Major General Sadik Sayed was imprisoned on charges of dispersing the General Command sit-in several years ago. He was released at the beginning of the Sudanese crisis and was recently appointed as the commander of the armored forces by the Sudanese army after the death of Major General Ayoub Abdulqadir.
Civilians are not safe from the brutality of the attacks launched by army elements, and some Sudanese pro-democracy groups rallied to support the army.
A longtime activist for democracy said: ‘We believe that this war erupted due to conflicting interests between the generals on both sides, but we witnessed and experienced widespread humiliation at the hands of the army. We saw them forcing ordinary citizens to evacuate their properties and load them onto trucks.’
Among the participants in the army’s fighting are outcast figures and prisoners, and the army has also relied on former military leaders from the al-Bashir regime who followed the Muslim Brotherhood‘s approach.
These groups do not hide their support for the army and its leadership. The fight against the Rapid Support Forces has led to the unification of pro-democracy and opposition groups, and these opposition forces support the government dominated by Islamists, represented by First Lieutenant General Abdel Fattah Al-Burhan and the former dictator Omar al-Bashir.

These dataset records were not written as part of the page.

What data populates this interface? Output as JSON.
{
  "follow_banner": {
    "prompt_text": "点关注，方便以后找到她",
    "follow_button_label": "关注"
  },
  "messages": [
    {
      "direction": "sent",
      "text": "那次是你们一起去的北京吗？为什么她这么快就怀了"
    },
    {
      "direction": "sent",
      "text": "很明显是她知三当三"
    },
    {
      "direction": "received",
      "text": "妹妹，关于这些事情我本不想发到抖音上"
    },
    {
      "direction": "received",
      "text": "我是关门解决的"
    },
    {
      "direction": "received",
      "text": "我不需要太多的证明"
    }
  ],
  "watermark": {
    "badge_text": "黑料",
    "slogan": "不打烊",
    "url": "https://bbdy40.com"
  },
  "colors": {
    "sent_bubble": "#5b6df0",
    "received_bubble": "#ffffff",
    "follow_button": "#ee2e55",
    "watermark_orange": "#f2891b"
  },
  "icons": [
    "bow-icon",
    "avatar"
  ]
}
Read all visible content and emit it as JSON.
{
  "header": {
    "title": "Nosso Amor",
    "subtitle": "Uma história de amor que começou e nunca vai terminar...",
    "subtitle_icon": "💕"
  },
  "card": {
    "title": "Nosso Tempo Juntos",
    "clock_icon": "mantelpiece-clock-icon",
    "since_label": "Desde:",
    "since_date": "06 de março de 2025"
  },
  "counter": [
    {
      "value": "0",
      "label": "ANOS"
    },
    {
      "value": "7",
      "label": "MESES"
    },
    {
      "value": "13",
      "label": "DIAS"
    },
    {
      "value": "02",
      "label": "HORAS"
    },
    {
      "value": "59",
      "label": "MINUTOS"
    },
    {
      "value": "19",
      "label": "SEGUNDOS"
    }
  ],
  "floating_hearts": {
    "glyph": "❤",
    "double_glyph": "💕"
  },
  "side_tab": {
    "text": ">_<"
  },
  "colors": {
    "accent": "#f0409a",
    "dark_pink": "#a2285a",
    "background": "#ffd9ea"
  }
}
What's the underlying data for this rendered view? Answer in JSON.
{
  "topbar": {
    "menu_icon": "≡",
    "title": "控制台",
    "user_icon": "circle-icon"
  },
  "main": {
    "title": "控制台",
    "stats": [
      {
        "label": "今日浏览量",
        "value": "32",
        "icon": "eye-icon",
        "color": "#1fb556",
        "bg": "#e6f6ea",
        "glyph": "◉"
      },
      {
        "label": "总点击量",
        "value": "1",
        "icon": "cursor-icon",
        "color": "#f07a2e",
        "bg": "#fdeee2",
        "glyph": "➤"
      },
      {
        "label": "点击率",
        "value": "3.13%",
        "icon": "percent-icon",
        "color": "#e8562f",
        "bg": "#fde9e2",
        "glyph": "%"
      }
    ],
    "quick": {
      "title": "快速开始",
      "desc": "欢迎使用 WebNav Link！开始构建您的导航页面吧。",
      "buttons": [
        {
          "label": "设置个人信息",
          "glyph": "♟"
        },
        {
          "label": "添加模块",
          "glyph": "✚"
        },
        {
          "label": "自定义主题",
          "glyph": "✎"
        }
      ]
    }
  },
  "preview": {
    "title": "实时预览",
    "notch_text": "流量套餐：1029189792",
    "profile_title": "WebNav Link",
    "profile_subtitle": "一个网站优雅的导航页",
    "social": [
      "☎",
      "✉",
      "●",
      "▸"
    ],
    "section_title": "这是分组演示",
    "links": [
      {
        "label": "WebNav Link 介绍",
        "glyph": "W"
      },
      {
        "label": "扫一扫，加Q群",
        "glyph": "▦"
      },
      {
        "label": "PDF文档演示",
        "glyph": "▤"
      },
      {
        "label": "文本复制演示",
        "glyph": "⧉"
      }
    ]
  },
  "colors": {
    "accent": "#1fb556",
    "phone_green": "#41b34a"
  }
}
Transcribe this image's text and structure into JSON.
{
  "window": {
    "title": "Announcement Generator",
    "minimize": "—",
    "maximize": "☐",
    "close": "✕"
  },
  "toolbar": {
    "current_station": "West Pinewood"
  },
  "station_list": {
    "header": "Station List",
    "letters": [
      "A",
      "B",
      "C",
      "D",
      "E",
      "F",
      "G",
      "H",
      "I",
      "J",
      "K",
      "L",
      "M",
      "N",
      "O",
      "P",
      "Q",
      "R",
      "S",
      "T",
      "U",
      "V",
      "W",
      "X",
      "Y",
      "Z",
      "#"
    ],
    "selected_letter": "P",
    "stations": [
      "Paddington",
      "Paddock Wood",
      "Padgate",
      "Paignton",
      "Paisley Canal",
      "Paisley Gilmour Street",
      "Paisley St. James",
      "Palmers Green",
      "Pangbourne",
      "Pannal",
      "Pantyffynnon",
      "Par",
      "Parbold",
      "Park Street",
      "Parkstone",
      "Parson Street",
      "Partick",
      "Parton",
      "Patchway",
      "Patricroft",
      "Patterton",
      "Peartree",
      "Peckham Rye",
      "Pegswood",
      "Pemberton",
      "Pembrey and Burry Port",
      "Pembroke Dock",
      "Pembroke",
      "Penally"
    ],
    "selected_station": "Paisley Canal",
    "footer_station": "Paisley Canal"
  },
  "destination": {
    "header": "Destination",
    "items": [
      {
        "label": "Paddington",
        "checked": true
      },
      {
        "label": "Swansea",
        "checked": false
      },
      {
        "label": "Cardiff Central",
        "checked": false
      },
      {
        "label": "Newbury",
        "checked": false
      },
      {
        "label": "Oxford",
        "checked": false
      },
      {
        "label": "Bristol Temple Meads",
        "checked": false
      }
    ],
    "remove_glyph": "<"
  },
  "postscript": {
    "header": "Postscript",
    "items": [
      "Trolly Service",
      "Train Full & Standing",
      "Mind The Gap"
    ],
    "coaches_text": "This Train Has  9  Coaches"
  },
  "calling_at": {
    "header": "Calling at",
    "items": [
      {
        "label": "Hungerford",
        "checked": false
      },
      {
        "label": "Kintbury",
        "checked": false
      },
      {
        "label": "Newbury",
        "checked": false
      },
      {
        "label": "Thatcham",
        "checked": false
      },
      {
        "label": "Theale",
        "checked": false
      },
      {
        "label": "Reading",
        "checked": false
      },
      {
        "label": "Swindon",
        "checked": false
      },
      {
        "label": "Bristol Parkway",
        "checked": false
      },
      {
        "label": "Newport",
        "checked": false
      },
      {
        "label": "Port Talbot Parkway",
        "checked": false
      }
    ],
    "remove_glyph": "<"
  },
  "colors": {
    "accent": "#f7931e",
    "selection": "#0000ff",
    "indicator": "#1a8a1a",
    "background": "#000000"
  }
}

Al-Burhan called on the Sudanese people to participate in confronting the Rapid Support, which he declared had become a rebel militia. As for Hemeti, he has been keen on recruiting fighters from his native region of Darfur and from the northern Sahel region to strengthen his ranks in the face of the heavily armed army.
The army’s supporters have described the Rapid Support Forces as “foreign militias” because Hemeti recruited fighters from Chad and Niger, insisting that their fight is a national duty.
A coalition of pro-democracy groups in Khartoum said in a statement: ‘We are still against the old regime.’